“Regrettably there’s nothing to boo here,” Mr. Sellars said. “It doesn’t have to argue or force its place. It feels like it totally belongs. Just as you used to go to the Met for Lisa della Casa’s Countess and Cesare Siepi’s Figaro because they were classic portrayals by people who’d been doing these roles all their lives, there’s something thrilling about these years of Jimmy Maddalena”–who originated the role of Nixon and will play him at the Met–“and Janis Kelly on the stage together. We’ve all been through it a lot. It’s great to arrive on the Met stage not as a new piece, but as a classic.”

Mr. Sellars’ recent style–seen, for example, in his almost semi-staged production of Mr. Adams’ Flowering Tree-tends to be more pared-down than Nixon‘s pop stylizations, the Mozart cycle’s modernizations or the massive abstraction of his Salzburg production of Messiaen’s St. Francois d’Assise.

“When times are hard, you don’t want something to feel decadent,” he said. “You want it to feel correct to this moment. There are so many forces to dehumanize everything and to depersonalize everything, and I love saying, ‘There’s nothing onstage but people.’ It’s all you’re looking at it, and that’s why we’re here.”

This spare aesthetic–“less of the Nancy Reagan element,” he said–is also in keeping with recent reductions in arts funding, particularly for the kind of newer, riskier work on which Mr. Sellars has lately focused. He said that in the past couple of months, emails have been streaming in announcing budget cuts of up to two-thirds on many of his upcoming European projects.

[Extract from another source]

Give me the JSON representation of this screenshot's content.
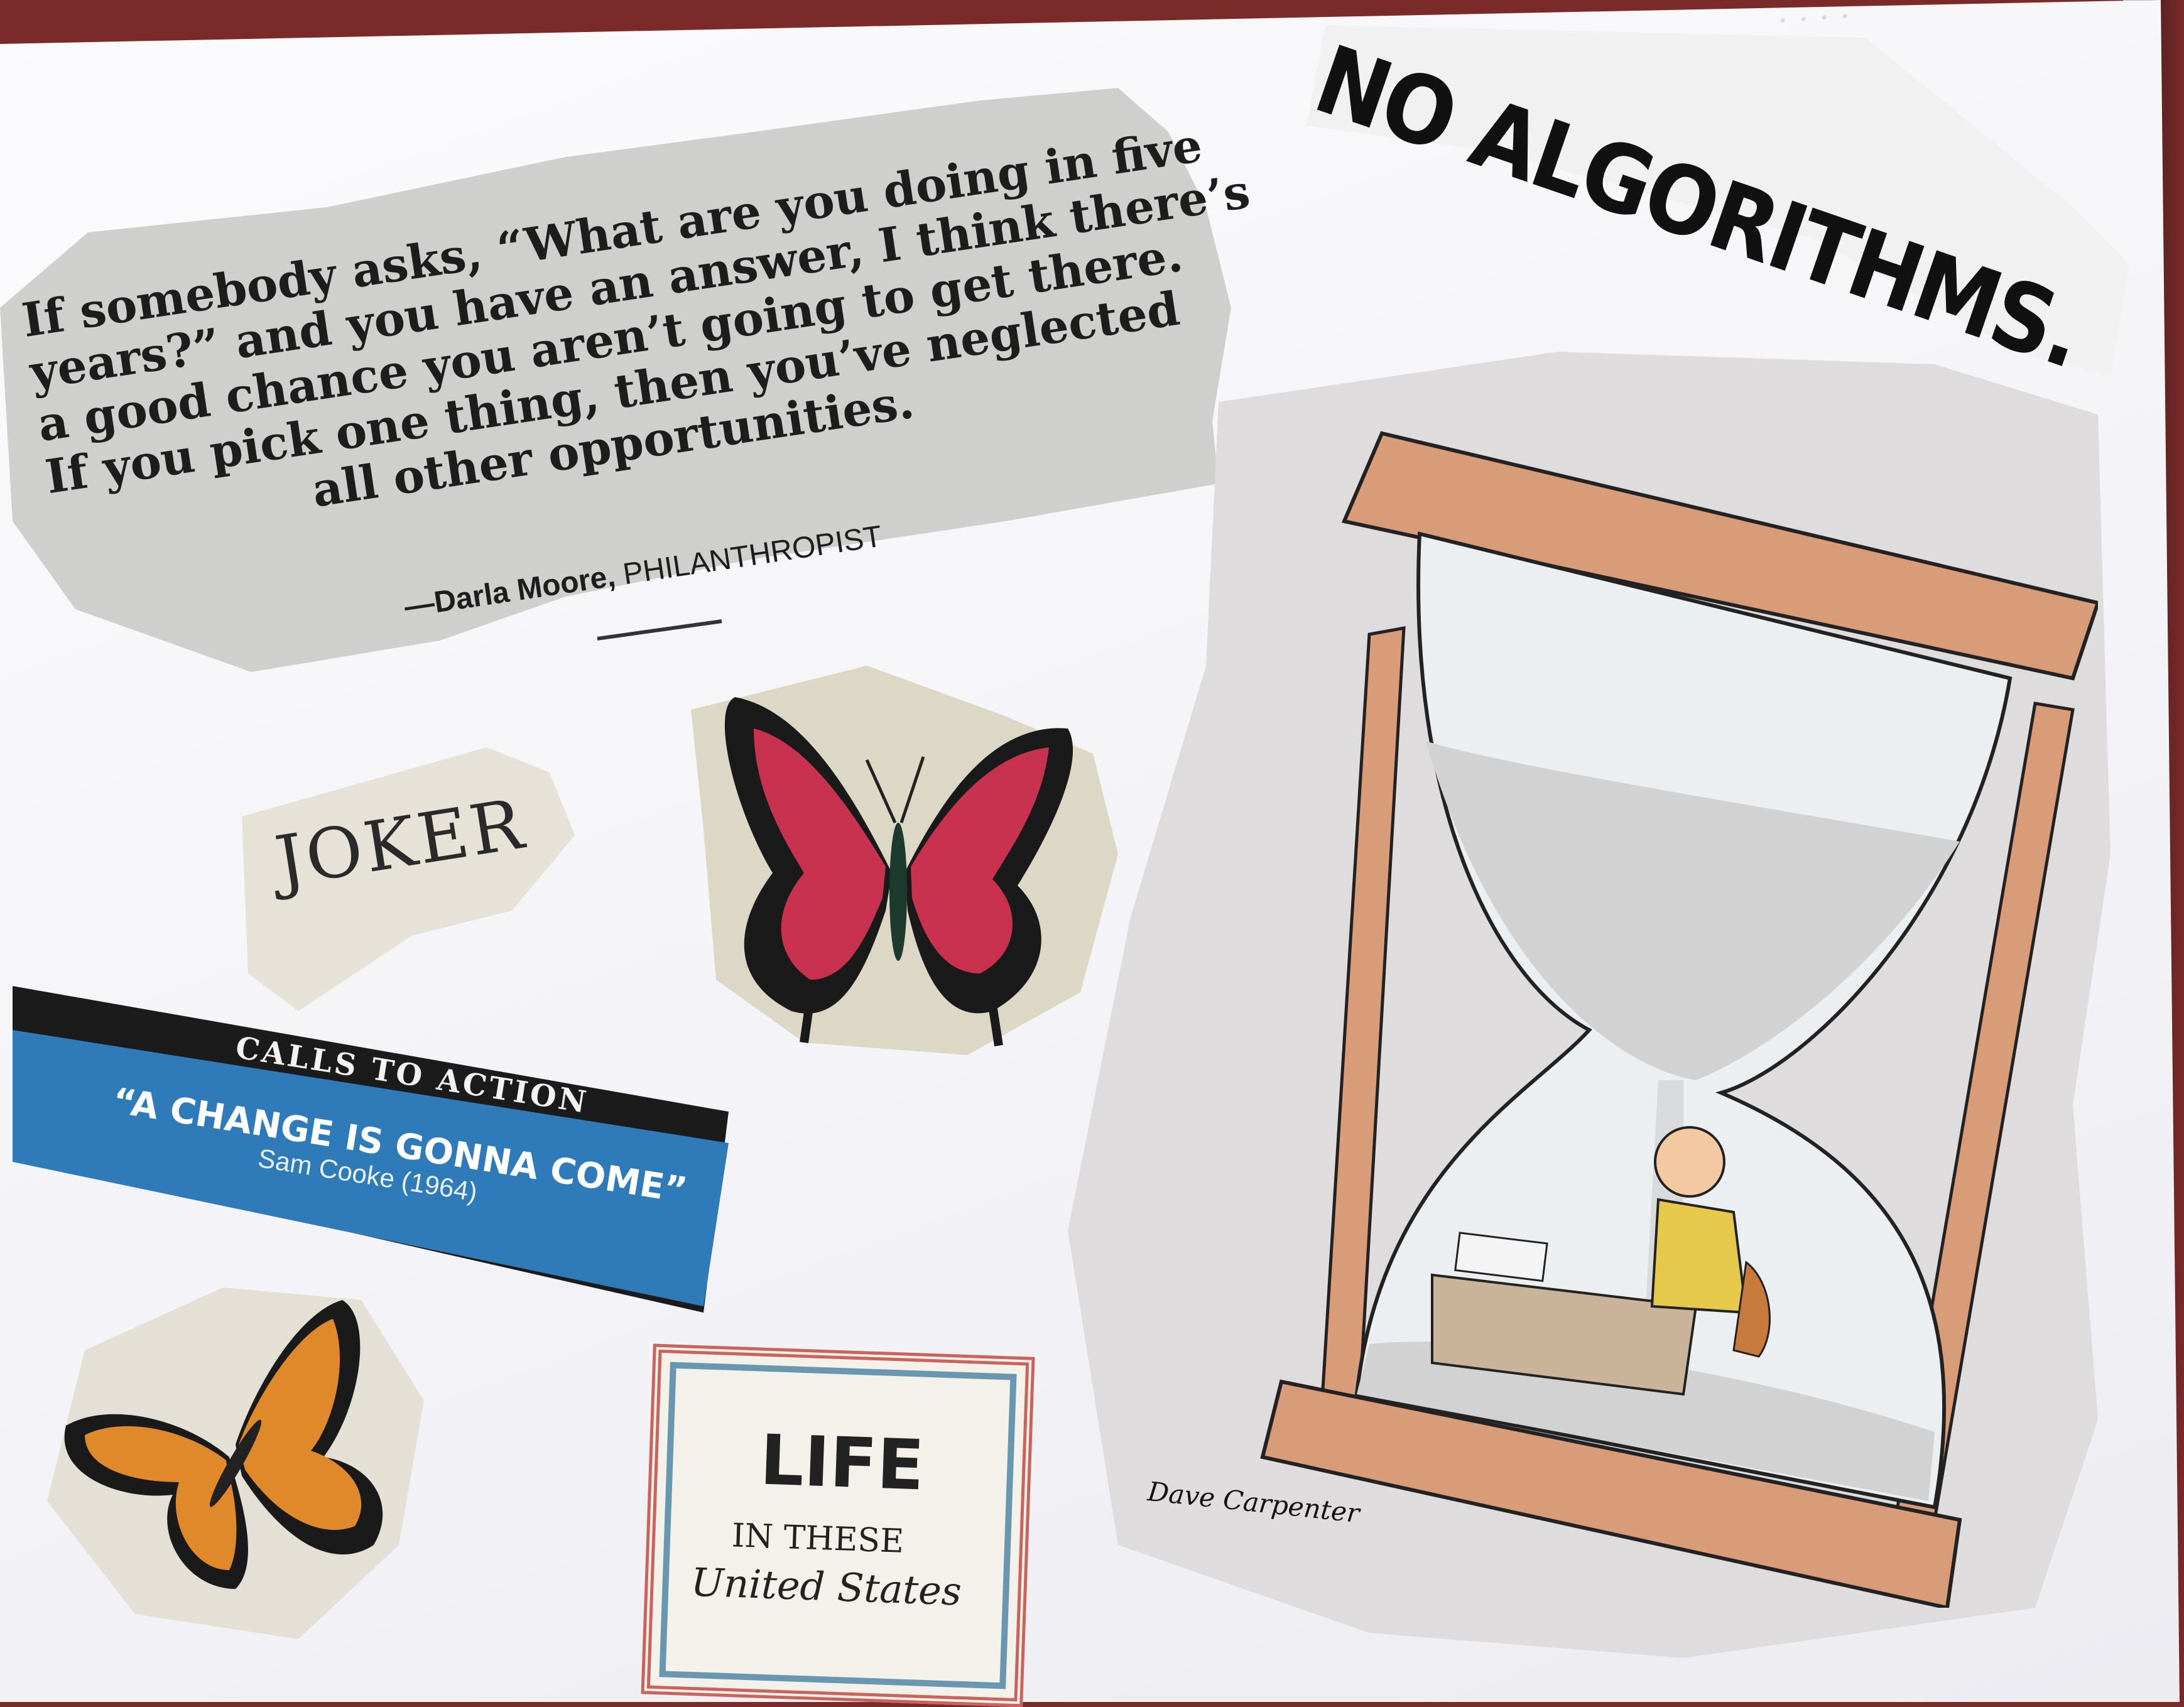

As for Nixon, anything that fills the massive Met proscenium could hardly be described as tiny. But Mr. Sellars insisted that his long-awaited debut is about as intimate as a production at the house could be–perfect in its timing and correct for its moment.

“It’s a very low-budget grand opera,” he said with a massive laugh. “And I couldn’t be prouder.”

  The Rebel  Arrives at the Met